*Try it:* A faithful copy of every entry, with the pictures removed, is what is needed here.

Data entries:

..............................

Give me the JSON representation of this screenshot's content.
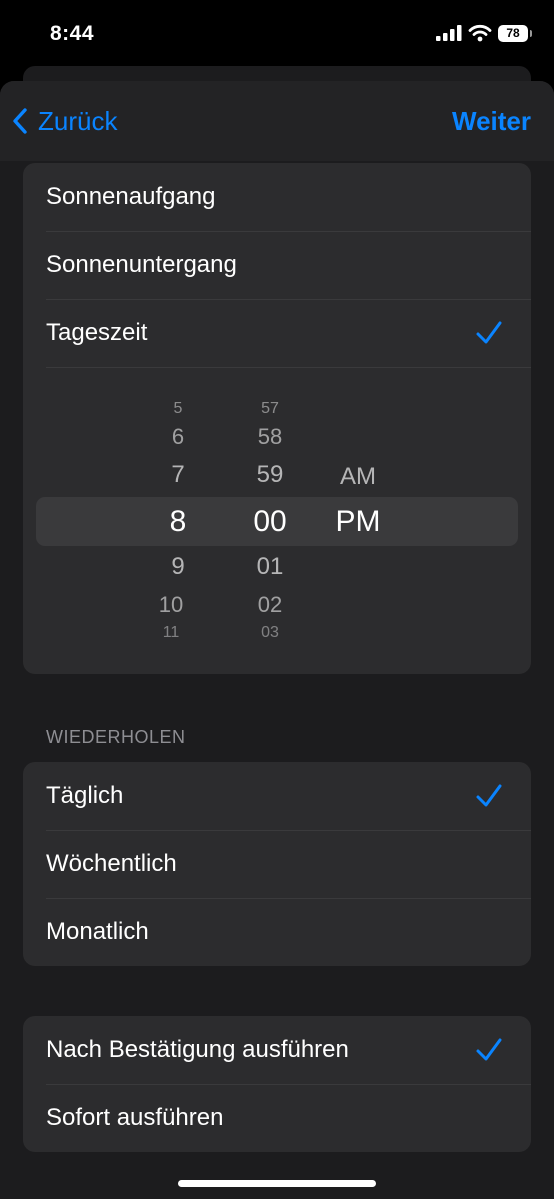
{
  "status_bar": {
    "time": "8:44",
    "battery": "78"
  },
  "nav": {
    "back_label": "Zurück",
    "next_label": "Weiter"
  },
  "trigger_options": [
    {
      "label": "Sonnenaufgang",
      "checked": false
    },
    {
      "label": "Sonnenuntergang",
      "checked": false
    },
    {
      "label": "Tageszeit",
      "checked": true
    }
  ],
  "time_picker": {
    "hours": [
      "5",
      "6",
      "7",
      "8",
      "9",
      "10",
      "11"
    ],
    "minutes": [
      "57",
      "58",
      "59",
      "00",
      "01",
      "02",
      "03"
    ],
    "periods": [
      "AM",
      "PM"
    ],
    "selected": {
      "hour": "8",
      "minute": "00",
      "period": "PM"
    }
  },
  "repeat": {
    "header": "WIEDERHOLEN",
    "options": [
      {
        "label": "Täglich",
        "checked": true
      },
      {
        "label": "Wöchentlich",
        "checked": false
      },
      {
        "label": "Monatlich",
        "checked": false
      }
    ]
  },
  "run_mode": {
    "options": [
      {
        "label": "Nach Bestätigung ausführen",
        "checked": true
      },
      {
        "label": "Sofort ausführen",
        "checked": false
      }
    ]
  },
  "colors": {
    "accent": "#0a84ff",
    "background": "#000000",
    "group": "#2c2c2e"
  }
}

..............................

*Solution to this problem:*
Give me the JSON representation of this screenshot's content.
{
  "status_bar": {
    "time": "8:44",
    "battery": "78"
  },
  "nav": {
    "back_label": "Zurück",
    "next_label": "Weiter"
  },
  "trigger_options": [
    {
      "label": "Sonnenaufgang",
      "checked": false
    },
    {
      "label": "Sonnenuntergang",
      "checked": false
    },
    {
      "label": "Tageszeit",
      "checked": true
    }
  ],
  "time_picker": {
    "hours": [
      "5",
      "6",
      "7",
      "8",
      "9",
      "10",
      "11"
    ],
    "minutes": [
      "57",
      "58",
      "59",
      "00",
      "01",
      "02",
      "03"
    ],
    "periods": [
      "AM",
      "PM"
    ],
    "selected": {
      "hour": "8",
      "minute": "00",
      "period": "PM"
    }
  },
  "repeat": {
    "header": "WIEDERHOLEN",
    "options": [
      {
        "label": "Täglich",
        "checked": true
      },
      {
        "label": "Wöchentlich",
        "checked": false
      },
      {
        "label": "Monatlich",
        "checked": false
      }
    ]
  },
  "run_mode": {
    "options": [
      {
        "label": "Nach Bestätigung ausführen",
        "checked": true
      },
      {
        "label": "Sofort ausführen",
        "checked": false
      }
    ]
  },
  "colors": {
    "accent": "#0a84ff",
    "background": "#000000",
    "group": "#2c2c2e"
  }
}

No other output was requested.